Fashion Week Discussion: Should Designers of Color Use Models of Color on The Runway?
Instead of focusing on the bright African prints and lustworthy shoes, commenters were more dismayed at the lack of diversity on Stella’s runway.
Stella Jean, who is half Haitian and half Italian, is known for her vibrant kente and ankara printed separates, mixed with European menswear tailoring. She, however, didn’t use any black models in her Spring 2014 show. Out of 30 looks for Fall 2014, 3 were modeled by women of color.
@SoulfulSwag wrote, “Who’s her audience? I hate when some African based designers only use Caucasian models!
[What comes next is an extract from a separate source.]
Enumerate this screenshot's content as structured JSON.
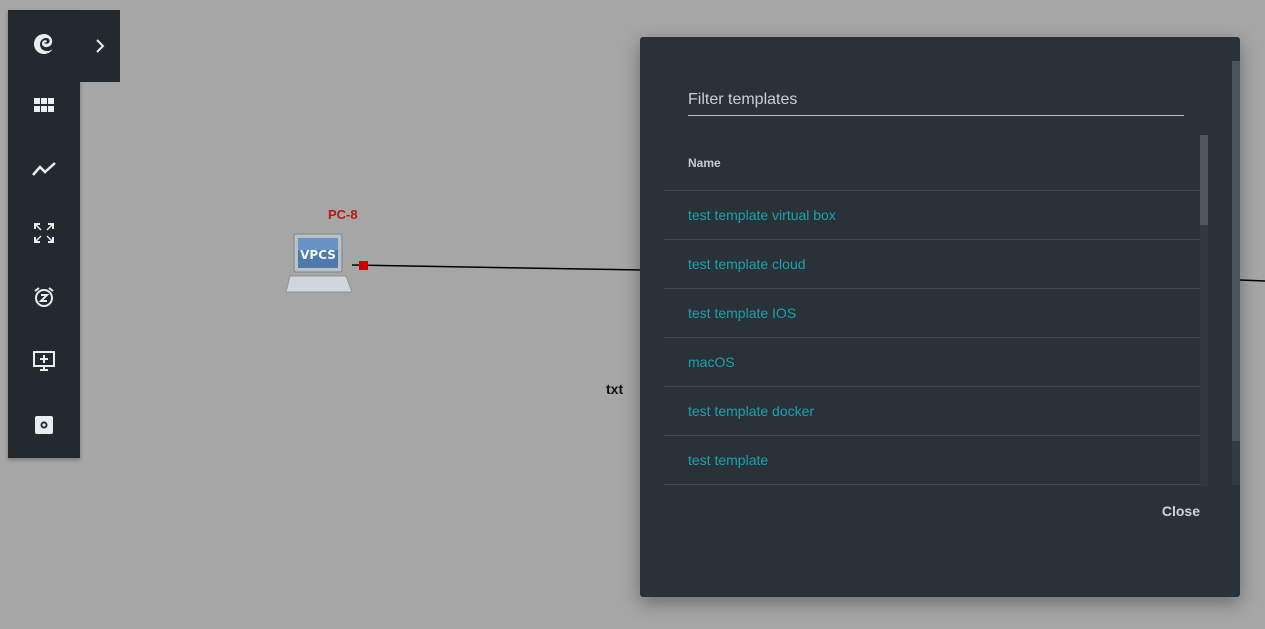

Are you afraid your clothing won’t sell if you actually use black models?”
@KidCadaver went on to look at Jean’s Instagram page, noting, “Stella Jeans IG, when viewed in the aggregate, looks odd for its overwhelming presentation of white models in ‘African’ inspired clothing.” @AsamPete added, “I just viewed her IG page and I must say I am disappointed in her lack of model diversity.”
Bethann Hardison has been spearheading the movement for Diversity on the Runway since 2008. I agree that it would be nice to see a few more women of color on Stella’s runway, though she did use a handful this season.
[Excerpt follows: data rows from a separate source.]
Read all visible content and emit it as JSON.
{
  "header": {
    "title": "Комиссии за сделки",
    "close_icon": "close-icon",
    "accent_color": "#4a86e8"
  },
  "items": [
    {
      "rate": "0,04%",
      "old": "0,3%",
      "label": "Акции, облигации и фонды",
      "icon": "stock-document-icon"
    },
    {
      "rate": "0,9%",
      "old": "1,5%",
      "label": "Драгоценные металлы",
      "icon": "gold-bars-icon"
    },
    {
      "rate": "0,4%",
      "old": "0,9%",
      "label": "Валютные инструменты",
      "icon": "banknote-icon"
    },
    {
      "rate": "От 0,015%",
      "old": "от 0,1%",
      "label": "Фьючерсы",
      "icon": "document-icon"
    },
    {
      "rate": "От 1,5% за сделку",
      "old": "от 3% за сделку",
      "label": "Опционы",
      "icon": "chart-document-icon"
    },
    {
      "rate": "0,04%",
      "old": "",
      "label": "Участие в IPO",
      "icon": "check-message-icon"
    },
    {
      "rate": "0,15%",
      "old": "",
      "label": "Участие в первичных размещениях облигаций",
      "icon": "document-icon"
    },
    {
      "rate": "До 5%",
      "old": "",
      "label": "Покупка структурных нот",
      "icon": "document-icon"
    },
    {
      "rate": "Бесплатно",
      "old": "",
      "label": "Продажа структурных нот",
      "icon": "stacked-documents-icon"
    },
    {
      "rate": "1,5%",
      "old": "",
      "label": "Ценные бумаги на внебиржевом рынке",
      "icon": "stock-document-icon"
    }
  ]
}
The bottom line is: designers still believe that women of color, particularly black/brown women, can’t sell clothes. The common belief is also that black women are not the target luxury customer; they’re not the ones buying the bulk of merchandise, so why cater to them by including them in advertisements or in runway shows?
We obviously know this line of reasoning is false. Still, this season in Milan, some of our favorite fashion houses, including Etro, Dolce & Gabbana, and rapper’s delight Versace only used one black model on their runways.
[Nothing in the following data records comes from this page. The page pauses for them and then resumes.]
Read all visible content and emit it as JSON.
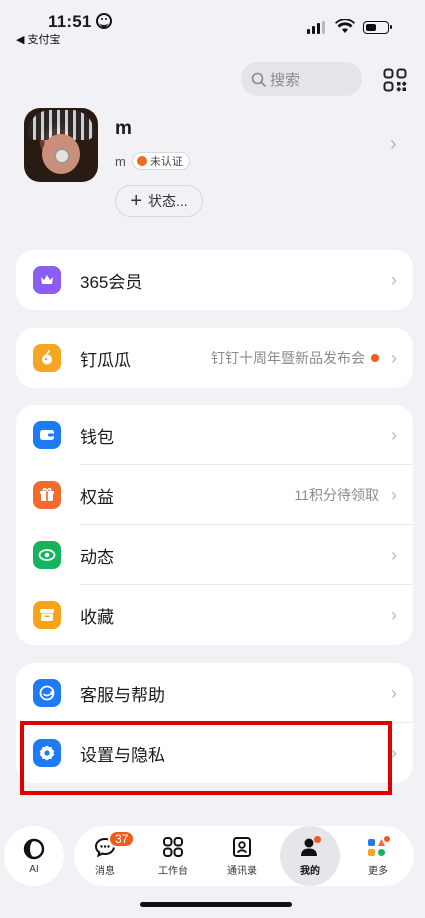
{
  "status_bar": {
    "time": "11:51",
    "back_app": "◀ 支付宝"
  },
  "header": {
    "search_placeholder": "搜索"
  },
  "profile": {
    "name": "m",
    "sub_name": "m",
    "verify_badge": "未认证",
    "status_button": "状态..."
  },
  "cards": {
    "member": {
      "label": "365会员"
    },
    "dingguagua": {
      "label": "钉瓜瓜",
      "hint": "钉钉十周年暨新品发布会"
    },
    "wallet": {
      "label": "钱包"
    },
    "benefits": {
      "label": "权益",
      "hint": "11积分待领取"
    },
    "moments": {
      "label": "动态"
    },
    "favorites": {
      "label": "收藏"
    },
    "support": {
      "label": "客服与帮助"
    },
    "settings": {
      "label": "设置与隐私"
    }
  },
  "tabbar": {
    "ai": "AI",
    "messages": "消息",
    "messages_badge": "37",
    "workbench": "工作台",
    "contacts": "通讯录",
    "me": "我的",
    "more": "更多"
  },
  "colors": {
    "accent_orange": "#ef5a1d",
    "highlight_red": "#e00000",
    "member_icon": "#8b5cf6",
    "dingguagua_icon": "#f5a623",
    "wallet_icon": "#1e7bf5",
    "benefits_icon": "#f06b2d",
    "moments_icon": "#15b35a",
    "favorites_icon": "#f7a21b",
    "support_icon": "#1e7bf5",
    "settings_icon": "#1e7bf5"
  }
}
Perhaps Stella is simply following in the footsteps of her colleagues, keeping diversity to a minimum as to not ‘shake the table.’ Jean is based in Italy–perhaps she believes her runway models truly reflect her consumer base. Jean is also half white. Maybe she identifies more with her Caucasian lineage than her Haitian heritage, despite her design aesthetic.
The bottom line is: diversity is the ideal for us at The Fashion Bomb and for people like Bethann Hardison, Naomi Campbell, and Iman. It would be great if diversity were the ideal for all designers–especially those of color; especially since there are so few designers of African descent showing on an international scale.
But it’s clearly not a priority for everyone. And I guess that’s their prerogative.
What do you think?